My career in IT started with Microsoft .NET technologies.

And over time, my observation was that technologies provided by Microsoft under the developer umbrella were stream lined, well integrated, tested and well-proven. Along with the build tools, IDE (editor), etc. it was very useful to have best practices available.

When my usage of .NET technologies reduced over time. (Have been a JavaScript fan since IE5 days, so NodeJS was inevitable) a big problem I realised was the non-availability of standard best practices in other developer technologies. There were many ways of doing stuff, each better or worse than the other. And the only way of determining which one works for your use case / team / product was by attempting a Proof Of Concept (PoC'ing) and <strikethrough>praying</srikethrough> assuming that all your requirements are documented as goals for the success of the Proof Of Concept

One Such Instance

While working on the architecture of our product platform my team at Litmus World exposed functionalities as services over HTTP(S). These were hosted on NodeJS using the MEAN Stack as they were primarily I/O calls. During the development phase, one struggle we faced was availability (or the non-availability) of best practices on exposing API / services over HTTP(s). (it sounds simple until it stops sounding simple.)

Over time we observed reports of breakages faced by consumers of these services. This, we realised was because the API parameters (request / response parameters) were being modified with no concern of backward compatibility. This started becoming a regular occurrence as our company started on-boarding new customers with requirements which resulted in modifications of these services. Problem we realized was that developers were not able to do impact analysis to ensure backward compatibility. This was because they did not have ability to document and validate request / response parameters. Further these parameters were defined as and when necessary in arbitrary locations in the code. The flexibility provided by NodeJS/ExpressJS was causing a maintainability problem. Especially with fresh developers who were still getting accustomed to the coding practices culture of our company.

We realised that we could fix this problem by having a Separation of Concerns (Segregation of Duties) pattern. The request / response parameter modifications should be controlled by a team constituting of senior members and members of the architecture team. Modifications should be reviewed and approved by this team, one checkpoint being the assurance of backward compatibility. The impact analysis should not be left to developers, whose primary goal is to get the service ready for our customers.

That is when we decided to bring in a practice which .NET framework had taught us. In .NET when exposing web services (such as ASMX services and WCF Services), we always separated the Service Interface and Service Implementation. This enabled us to version and modify the actual implementation and ensuring that the consumers faced fewer breakages. Interfaces had to be owned and controlled by Service Designers, and the implementations by the Engineering Team.

Fitting the Service Interface to the Implementation

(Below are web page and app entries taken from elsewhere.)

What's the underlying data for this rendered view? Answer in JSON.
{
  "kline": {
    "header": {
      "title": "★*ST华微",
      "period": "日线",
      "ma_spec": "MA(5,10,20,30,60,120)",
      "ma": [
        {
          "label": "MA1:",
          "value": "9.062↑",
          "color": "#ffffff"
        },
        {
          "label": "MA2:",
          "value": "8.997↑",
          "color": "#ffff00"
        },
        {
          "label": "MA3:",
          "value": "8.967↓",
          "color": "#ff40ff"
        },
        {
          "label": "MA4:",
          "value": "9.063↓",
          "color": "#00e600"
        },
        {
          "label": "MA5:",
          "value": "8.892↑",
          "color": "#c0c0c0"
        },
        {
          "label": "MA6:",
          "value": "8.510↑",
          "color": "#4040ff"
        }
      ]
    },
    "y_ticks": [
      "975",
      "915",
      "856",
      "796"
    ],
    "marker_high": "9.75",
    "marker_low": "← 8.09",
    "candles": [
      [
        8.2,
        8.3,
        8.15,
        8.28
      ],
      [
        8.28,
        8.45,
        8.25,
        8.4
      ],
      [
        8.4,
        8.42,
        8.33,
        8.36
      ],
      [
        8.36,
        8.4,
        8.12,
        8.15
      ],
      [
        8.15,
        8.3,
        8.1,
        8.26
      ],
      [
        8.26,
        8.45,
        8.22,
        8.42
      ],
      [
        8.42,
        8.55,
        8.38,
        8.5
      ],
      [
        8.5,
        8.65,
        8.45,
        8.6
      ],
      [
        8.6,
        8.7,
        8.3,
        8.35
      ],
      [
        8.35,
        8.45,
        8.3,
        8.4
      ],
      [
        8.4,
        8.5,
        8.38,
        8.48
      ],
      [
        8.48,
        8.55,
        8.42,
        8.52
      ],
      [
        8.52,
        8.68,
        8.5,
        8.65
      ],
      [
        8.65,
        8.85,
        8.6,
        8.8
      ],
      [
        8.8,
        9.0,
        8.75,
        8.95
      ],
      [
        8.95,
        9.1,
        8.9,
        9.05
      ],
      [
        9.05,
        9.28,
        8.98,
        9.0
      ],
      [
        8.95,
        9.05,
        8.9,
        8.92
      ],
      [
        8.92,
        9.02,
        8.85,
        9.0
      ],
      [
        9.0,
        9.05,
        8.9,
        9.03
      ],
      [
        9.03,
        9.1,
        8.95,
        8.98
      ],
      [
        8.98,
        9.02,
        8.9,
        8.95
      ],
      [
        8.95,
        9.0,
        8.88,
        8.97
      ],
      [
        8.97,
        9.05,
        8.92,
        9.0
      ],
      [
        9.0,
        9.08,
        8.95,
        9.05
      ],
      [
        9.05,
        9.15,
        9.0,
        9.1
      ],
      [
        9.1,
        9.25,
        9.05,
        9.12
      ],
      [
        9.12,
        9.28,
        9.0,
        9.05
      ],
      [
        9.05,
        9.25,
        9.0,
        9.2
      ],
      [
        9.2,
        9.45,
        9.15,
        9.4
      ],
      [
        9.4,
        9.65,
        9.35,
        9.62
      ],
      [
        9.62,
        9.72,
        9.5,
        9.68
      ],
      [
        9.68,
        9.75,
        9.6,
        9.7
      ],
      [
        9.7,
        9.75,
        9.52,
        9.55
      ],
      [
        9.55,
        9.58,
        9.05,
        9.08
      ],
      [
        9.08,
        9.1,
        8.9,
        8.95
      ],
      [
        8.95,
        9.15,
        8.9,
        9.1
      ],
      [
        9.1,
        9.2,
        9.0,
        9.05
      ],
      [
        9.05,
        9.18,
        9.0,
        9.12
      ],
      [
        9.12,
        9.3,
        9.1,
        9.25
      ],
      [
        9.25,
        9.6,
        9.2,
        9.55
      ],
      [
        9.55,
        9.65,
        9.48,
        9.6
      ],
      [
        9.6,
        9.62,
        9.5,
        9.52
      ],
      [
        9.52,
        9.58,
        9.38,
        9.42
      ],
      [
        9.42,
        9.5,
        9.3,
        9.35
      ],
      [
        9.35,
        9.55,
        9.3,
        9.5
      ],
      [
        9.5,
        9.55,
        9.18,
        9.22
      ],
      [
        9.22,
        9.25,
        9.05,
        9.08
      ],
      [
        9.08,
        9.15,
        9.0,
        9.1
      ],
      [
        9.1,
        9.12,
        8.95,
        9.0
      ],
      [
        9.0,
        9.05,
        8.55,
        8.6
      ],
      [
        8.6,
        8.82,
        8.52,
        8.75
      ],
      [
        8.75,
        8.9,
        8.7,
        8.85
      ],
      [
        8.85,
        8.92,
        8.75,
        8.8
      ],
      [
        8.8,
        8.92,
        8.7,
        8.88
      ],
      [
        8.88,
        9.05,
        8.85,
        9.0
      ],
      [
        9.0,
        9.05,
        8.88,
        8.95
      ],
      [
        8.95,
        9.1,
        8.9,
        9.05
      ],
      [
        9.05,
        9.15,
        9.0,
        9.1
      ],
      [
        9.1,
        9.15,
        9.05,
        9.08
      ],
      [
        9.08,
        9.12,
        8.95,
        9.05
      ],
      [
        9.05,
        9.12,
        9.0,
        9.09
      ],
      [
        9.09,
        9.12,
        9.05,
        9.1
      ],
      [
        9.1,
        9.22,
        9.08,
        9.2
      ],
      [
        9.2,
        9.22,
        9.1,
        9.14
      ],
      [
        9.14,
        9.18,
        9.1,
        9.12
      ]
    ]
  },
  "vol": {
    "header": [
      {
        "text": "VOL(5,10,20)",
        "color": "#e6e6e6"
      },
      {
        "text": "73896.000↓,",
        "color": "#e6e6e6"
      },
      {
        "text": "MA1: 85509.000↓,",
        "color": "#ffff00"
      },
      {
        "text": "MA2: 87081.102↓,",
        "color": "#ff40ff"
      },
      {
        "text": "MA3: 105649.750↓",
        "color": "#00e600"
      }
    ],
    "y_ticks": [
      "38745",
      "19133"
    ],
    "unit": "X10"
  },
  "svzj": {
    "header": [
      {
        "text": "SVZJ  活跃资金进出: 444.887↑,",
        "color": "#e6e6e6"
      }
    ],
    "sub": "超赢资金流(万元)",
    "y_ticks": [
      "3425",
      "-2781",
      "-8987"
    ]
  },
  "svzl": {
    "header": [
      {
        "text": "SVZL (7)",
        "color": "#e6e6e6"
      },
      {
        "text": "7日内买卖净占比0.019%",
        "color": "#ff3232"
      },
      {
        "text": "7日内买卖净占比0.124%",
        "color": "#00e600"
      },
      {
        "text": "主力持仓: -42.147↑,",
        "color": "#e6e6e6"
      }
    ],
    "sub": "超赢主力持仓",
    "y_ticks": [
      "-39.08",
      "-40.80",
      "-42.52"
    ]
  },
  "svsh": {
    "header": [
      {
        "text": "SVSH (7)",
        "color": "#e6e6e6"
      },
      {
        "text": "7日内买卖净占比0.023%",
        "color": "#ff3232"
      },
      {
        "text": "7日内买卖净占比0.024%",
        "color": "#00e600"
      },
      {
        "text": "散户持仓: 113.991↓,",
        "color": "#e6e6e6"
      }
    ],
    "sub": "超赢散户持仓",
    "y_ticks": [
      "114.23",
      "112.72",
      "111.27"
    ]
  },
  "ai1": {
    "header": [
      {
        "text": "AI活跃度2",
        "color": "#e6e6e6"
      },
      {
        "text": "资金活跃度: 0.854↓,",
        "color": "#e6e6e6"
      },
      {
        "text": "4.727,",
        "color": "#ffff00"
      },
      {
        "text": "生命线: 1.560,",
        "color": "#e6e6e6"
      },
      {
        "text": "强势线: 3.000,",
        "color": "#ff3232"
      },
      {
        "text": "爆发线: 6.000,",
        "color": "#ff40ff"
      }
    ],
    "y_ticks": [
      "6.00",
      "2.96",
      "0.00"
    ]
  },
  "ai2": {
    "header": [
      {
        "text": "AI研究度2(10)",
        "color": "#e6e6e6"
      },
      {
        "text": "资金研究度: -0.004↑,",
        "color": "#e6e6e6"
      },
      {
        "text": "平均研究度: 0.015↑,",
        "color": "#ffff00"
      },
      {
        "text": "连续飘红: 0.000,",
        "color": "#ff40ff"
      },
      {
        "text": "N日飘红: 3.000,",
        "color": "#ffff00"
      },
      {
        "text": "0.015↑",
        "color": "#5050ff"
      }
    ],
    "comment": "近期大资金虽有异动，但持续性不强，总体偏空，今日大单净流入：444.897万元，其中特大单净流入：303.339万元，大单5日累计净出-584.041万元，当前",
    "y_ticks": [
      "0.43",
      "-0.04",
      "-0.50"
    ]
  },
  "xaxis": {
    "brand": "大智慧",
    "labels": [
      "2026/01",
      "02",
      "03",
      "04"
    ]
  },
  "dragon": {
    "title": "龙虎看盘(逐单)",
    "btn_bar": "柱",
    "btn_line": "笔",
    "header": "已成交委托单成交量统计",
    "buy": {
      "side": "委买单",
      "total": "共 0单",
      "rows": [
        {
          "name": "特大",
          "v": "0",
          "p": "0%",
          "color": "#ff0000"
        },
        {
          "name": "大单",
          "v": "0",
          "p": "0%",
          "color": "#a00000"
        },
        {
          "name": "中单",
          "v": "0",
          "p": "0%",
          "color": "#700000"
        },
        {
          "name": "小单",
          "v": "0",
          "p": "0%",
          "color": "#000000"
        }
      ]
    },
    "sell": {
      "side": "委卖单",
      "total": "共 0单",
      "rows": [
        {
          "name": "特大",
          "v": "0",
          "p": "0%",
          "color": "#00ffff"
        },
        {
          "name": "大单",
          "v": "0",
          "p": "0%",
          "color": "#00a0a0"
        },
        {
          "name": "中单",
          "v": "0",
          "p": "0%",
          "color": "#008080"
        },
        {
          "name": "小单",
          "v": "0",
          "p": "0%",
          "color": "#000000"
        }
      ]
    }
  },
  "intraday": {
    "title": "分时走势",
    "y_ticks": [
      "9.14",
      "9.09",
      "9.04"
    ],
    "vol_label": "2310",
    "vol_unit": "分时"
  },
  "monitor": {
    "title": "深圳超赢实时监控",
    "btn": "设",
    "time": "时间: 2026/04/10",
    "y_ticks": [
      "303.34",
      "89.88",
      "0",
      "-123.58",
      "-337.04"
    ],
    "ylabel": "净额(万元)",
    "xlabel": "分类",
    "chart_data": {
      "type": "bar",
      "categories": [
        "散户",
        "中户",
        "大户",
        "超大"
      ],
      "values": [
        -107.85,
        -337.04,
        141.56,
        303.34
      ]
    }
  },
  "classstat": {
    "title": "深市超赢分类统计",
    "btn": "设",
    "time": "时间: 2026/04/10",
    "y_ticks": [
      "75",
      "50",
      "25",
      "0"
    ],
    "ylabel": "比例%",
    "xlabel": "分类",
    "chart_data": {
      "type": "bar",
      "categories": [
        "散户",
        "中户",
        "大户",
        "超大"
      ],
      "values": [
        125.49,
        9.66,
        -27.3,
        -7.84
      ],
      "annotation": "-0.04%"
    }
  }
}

In NodeJS, ExpressJS one of the ways of implementing this solution was to utilize Swagger ( Swagger utilizes OpenAPI specifications ( to define the Service Interface. Further it provides a run-time which can be embedded into ExpressJS to ensure that the request and response adheres to the interface defined by the API Definition Team. The runtime also provides endpoints to expose documentation of the API services based on the interface defined and provided us ability to version our APIs.

Using Swagger solved one part of our problem. It helped us split our API Services into Interface and Implementation. We now had separate code files for each of these. We ensured a checkpoint in our code review process, to ensure that before merge of any feature the reviewer had to have a green tick from the API Defn team, if interface files were a part of the changeset. Though this was a solution to the problem, there still existed the problem of manual errors during code reviews, which may result in an approval of a changeset even though an interface was modified but the API Definition Team had not approved.

So to ensure complete enforcement, our team next separated out the source control repos for the Service Interfaces from the Implementations. Interfaces were put into a repository which allowed only Pull Requests from Developers. API Definition Team had merge responsibility after approval on the Interface Repository. After this a customized runtime was built. This customized runtime on build orchestrated the retrieval of the interfaces and implementation / controllers from the corresponding repositories and wired them.

This reduced the breakage of our exposed APIs by a good percentage.

Our next goal was to put metrics around usage of these APIs to ensure that dependency on consumers are captured. Will probably be another post. Interested? Subscribe to follow on.

This is just one hint of what my team, The Architecture, Platform and Infrastructure team does in Litmus World. Of course, we are hiring. You have the right attitude and skillset? And are interested in joining my team? Check out our careers page. And send out your resume to <view source>

Cover Photo by unsplash-logoBruce Hong on UnsplashJigsaw Puzzle Photo by Pixabay from Pexels